(Website and app data records)
================================
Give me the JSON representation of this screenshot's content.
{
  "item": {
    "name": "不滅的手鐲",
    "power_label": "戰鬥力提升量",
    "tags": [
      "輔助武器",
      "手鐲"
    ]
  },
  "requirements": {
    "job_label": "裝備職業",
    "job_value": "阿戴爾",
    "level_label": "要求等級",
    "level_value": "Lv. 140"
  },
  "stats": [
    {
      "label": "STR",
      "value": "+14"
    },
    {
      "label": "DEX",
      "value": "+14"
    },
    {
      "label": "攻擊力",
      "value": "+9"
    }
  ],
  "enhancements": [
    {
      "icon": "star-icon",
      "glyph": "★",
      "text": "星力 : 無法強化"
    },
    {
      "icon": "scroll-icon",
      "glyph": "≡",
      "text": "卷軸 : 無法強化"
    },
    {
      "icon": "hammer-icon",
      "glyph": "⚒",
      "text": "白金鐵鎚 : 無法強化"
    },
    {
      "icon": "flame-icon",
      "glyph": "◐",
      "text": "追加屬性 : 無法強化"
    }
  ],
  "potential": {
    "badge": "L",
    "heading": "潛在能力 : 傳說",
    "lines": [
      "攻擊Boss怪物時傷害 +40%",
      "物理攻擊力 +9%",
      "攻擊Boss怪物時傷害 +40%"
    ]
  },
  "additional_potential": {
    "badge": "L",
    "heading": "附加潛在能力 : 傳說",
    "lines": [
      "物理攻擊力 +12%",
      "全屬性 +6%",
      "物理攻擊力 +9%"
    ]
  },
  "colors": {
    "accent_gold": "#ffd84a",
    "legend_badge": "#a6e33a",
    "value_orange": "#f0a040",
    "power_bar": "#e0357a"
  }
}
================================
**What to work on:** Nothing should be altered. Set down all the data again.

**Task output:**
Give me the JSON representation of this screenshot's content.
{
  "item": {
    "name": "不滅的手鐲",
    "power_label": "戰鬥力提升量",
    "tags": [
      "輔助武器",
      "手鐲"
    ]
  },
  "requirements": {
    "job_label": "裝備職業",
    "job_value": "阿戴爾",
    "level_label": "要求等級",
    "level_value": "Lv. 140"
  },
  "stats": [
    {
      "label": "STR",
      "value": "+14"
    },
    {
      "label": "DEX",
      "value": "+14"
    },
    {
      "label": "攻擊力",
      "value": "+9"
    }
  ],
  "enhancements": [
    {
      "icon": "star-icon",
      "glyph": "★",
      "text": "星力 : 無法強化"
    },
    {
      "icon": "scroll-icon",
      "glyph": "≡",
      "text": "卷軸 : 無法強化"
    },
    {
      "icon": "hammer-icon",
      "glyph": "⚒",
      "text": "白金鐵鎚 : 無法強化"
    },
    {
      "icon": "flame-icon",
      "glyph": "◐",
      "text": "追加屬性 : 無法強化"
    }
  ],
  "potential": {
    "badge": "L",
    "heading": "潛在能力 : 傳說",
    "lines": [
      "攻擊Boss怪物時傷害 +40%",
      "物理攻擊力 +9%",
      "攻擊Boss怪物時傷害 +40%"
    ]
  },
  "additional_potential": {
    "badge": "L",
    "heading": "附加潛在能力 : 傳說",
    "lines": [
      "物理攻擊力 +12%",
      "全屬性 +6%",
      "物理攻擊力 +9%"
    ]
  },
  "colors": {
    "accent_gold": "#ffd84a",
    "legend_badge": "#a6e33a",
    "value_orange": "#f0a040",
    "power_bar": "#e0357a"
  }
}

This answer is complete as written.